By the end of September I made the decision to close my practice as a psychotherapist which broke my heart as I loved my work, but my voice was deteriorating to the stage where it was not really an option to try and continue. If it’s true that one’s work contributes to a sense of one’s identity, I wondered who am I now, Trish with MND? I hated that.
Well, five months on, the meltdowns, of which there were many, have reduced in number but my voice has deteriorated further and I find it embarrassing when I cannot be understood easily. Sometimes it is assumed I am drunk or have an intellectual disability, but whatever the assumption, the word I find that fits the experience for me is “diminishing”. I feel ‘less than’ compared to how I used to be and vulnerable, not being able to express/explain myself, in a way that is new to me. With people I am close to, I can put my hand up and say ’wait for me’ or ‘please don’t leave me out’ because the flow of normal conversation is faster than I had realised and, yes, we joke about it too!

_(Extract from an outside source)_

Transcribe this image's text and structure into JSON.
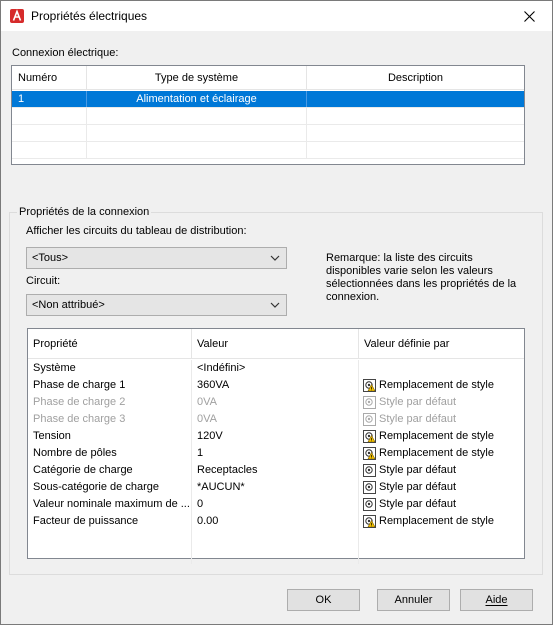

We are all on parallel journeys in life, but there is a loneliness around this journey, being afraid to make plans for the future with confidence, the absence of the lovely taken for granted aspect of life. Family and friends have been loving and supportive and I am blessed beyond words, I cannot imagine getting through this without them, but this is a solo trip necessarily. No one can stop the inevitable decline this disease brings, a stripping away of taken for granted activities and functions and a robber of hope because there is no cure, there is no treatment plan to “fix” it. That’s why awareness of MND is so important and fund raising for further research is so vital. The support the IMNDA offers is truly sanity saving. They swooped in within two days of me contacting them, a visit from Katie, one of four IMNDA nurses who cover the country, within a week, advice, supports, reassurance and a sense of not being on our own were all invaluable in the midst of shock and grief and this support continues.
My biggest fear around this disease and losing my voice is that people will lose sight of me, Trish. My favourite thing in the world has always been the enjoyment of good company and I love the banter and fun, I still do, even though I cannot participate as before, I still enjoy a gin and tonic or a glass of red, have not lost my sense of humour and never want to be the person whom it’s someone’s turn to ‘look after’. I am still ‘me’ and will be, as this disease progresses, so please don’t assume, just ask me! I’m still here though silenced!"